Indeed, many candidates have already laid out detailed programs to address the nation's health care problems. As a result, meaningful change in the system seems likely to occur once a new president takes office.
As Mark V. Pauly, Wharton professor of health care systems, notes: 'I'm optimistic this time that we'll get something.... There is actually a chance of doing more good than harm, and I wouldn't have said that in some other years."

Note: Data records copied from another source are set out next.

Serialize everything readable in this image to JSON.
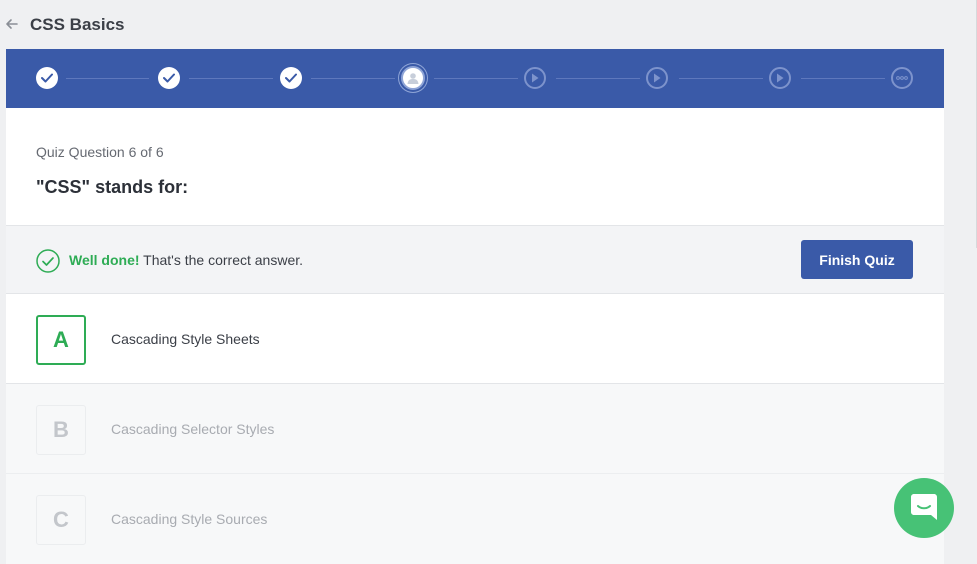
{
  "header": {
    "course_title": "CSS Basics",
    "back_icon": "arrow-left-icon"
  },
  "progress": {
    "steps": [
      {
        "state": "completed",
        "icon": "checkmark-icon"
      },
      {
        "state": "completed",
        "icon": "checkmark-icon"
      },
      {
        "state": "completed",
        "icon": "checkmark-icon"
      },
      {
        "state": "current",
        "icon": "person-icon"
      },
      {
        "state": "pending",
        "icon": "play-icon"
      },
      {
        "state": "pending",
        "icon": "play-icon"
      },
      {
        "state": "pending",
        "icon": "play-icon"
      },
      {
        "state": "pending",
        "icon": "more-dots-icon"
      }
    ],
    "colors": {
      "bar": "#3a5aa8"
    }
  },
  "question": {
    "counter": "Quiz Question 6 of 6",
    "text": "\"CSS\" stands for:"
  },
  "feedback": {
    "strong": "Well done!",
    "message": "That's the correct answer.",
    "icon": "check-circle-icon",
    "finish_label": "Finish Quiz",
    "colors": {
      "success": "#2eac55",
      "button": "#3a5aa8"
    }
  },
  "answers": [
    {
      "letter": "A",
      "text": "Cascading Style Sheets",
      "state": "correct"
    },
    {
      "letter": "B",
      "text": "Cascading Selector Styles",
      "state": "dimmed"
    },
    {
      "letter": "C",
      "text": "Cascading Style Sources",
      "state": "dimmed"
    }
  ],
  "chat": {
    "icon": "chat-bubble-icon",
    "color": "#47c276"
  }
}
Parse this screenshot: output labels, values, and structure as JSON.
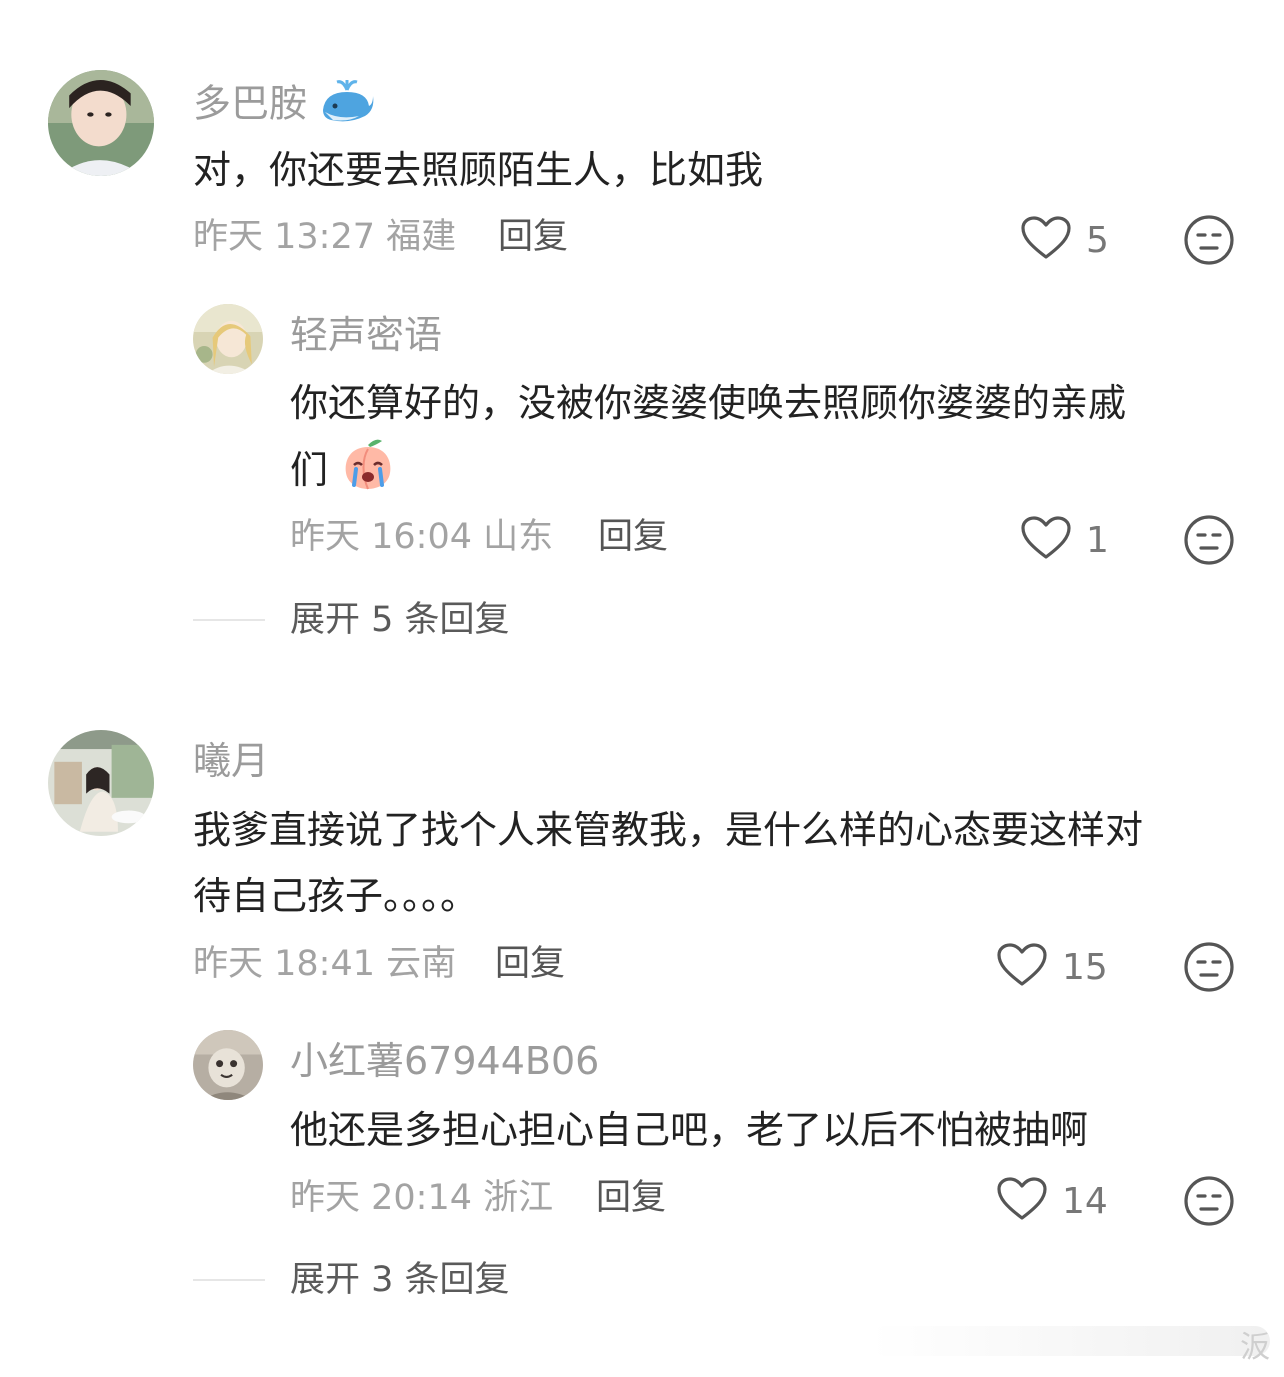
{
  "comments": [
    {
      "username": "多巴胺",
      "username_icon": "whale-emoji-icon",
      "text": "对，你还要去照顾陌生人，比如我",
      "time": "昨天 13:27 福建",
      "reply_label": "回复",
      "likes": "5",
      "avatar_color": "#c9d9e6"
    },
    {
      "username": "轻声密语",
      "text": "你还算好的，没被你婆婆使唤去照顾你婆婆的亲戚",
      "text_line2": "们",
      "text_emoji": "crying-peach-emoji-icon",
      "time": "昨天 16:04 山东",
      "reply_label": "回复",
      "likes": "1",
      "avatar_color": "#e3d9b8"
    },
    {
      "username": "曦月",
      "text": "我爹直接说了找个人来管教我，是什么样的心态要这样对",
      "text_line2": "待自己孩子。。。。",
      "time": "昨天 18:41 云南",
      "reply_label": "回复",
      "likes": "15",
      "avatar_color": "#c8cfc2"
    },
    {
      "username": "小红薯67944B06",
      "text": "他还是多担心担心自己吧，老了以后不怕被抽啊",
      "time": "昨天 20:14 浙江",
      "reply_label": "回复",
      "likes": "14",
      "avatar_color": "#b9b2a8"
    }
  ],
  "expand_1": "展开 5 条回复",
  "expand_2": "展开 3 条回复",
  "watermark": "汳"
}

Helge: Health Economics and Innovation. The "health care industry" is conservative. Adopting new innovations takes time. Aggressive cost saving strategies and tactics are possible. We've a debate about the health care costs in Finland as well. Finnish nurses are treating to go on strike unless their salaries are increased. Cities and municipalities are facing growing cost expansions. Mediracer is a diagnostic point of care innovation including cost and resources saving telemedicine dimensions. The adoption of mediracing could save costs of diagnosing and treating carpal tunnel syndrome. That's a small part of a big picture but the time it takes for an innovation to move from R&D to market and effective use is an issue I would like to talk about.